TO DO: Read the records and gather each line that includes "icon".

WORKING DATA:
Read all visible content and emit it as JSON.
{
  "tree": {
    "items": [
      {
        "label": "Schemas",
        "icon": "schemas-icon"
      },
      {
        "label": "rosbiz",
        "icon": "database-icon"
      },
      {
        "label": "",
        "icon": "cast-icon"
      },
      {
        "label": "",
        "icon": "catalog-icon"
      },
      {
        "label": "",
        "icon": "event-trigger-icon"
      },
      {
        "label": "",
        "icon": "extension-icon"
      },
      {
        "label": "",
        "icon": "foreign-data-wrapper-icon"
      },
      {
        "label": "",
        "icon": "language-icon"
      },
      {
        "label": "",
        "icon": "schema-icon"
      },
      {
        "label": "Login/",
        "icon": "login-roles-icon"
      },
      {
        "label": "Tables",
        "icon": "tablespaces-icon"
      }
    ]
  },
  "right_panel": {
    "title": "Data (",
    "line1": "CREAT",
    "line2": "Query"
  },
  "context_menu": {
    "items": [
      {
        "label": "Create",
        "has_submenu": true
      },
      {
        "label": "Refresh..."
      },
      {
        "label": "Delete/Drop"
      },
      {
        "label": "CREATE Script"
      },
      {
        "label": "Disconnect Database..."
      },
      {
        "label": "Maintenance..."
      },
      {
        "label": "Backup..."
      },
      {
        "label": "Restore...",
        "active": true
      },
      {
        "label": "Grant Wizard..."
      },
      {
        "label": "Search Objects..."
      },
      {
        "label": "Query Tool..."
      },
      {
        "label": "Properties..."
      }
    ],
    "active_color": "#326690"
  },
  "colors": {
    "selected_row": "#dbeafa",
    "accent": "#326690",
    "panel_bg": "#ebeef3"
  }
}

REPLY:
        "icon": "schemas-icon"
        "icon": "database-icon"
        "icon": "cast-icon"
        "icon": "catalog-icon"
        "icon": "event-trigger-icon"
        "icon": "extension-icon"
        "icon": "foreign-data-wrapper-icon"
        "icon": "language-icon"
        "icon": "schema-icon"
        "icon": "login-roles-icon"
        "icon": "tablespaces-icon"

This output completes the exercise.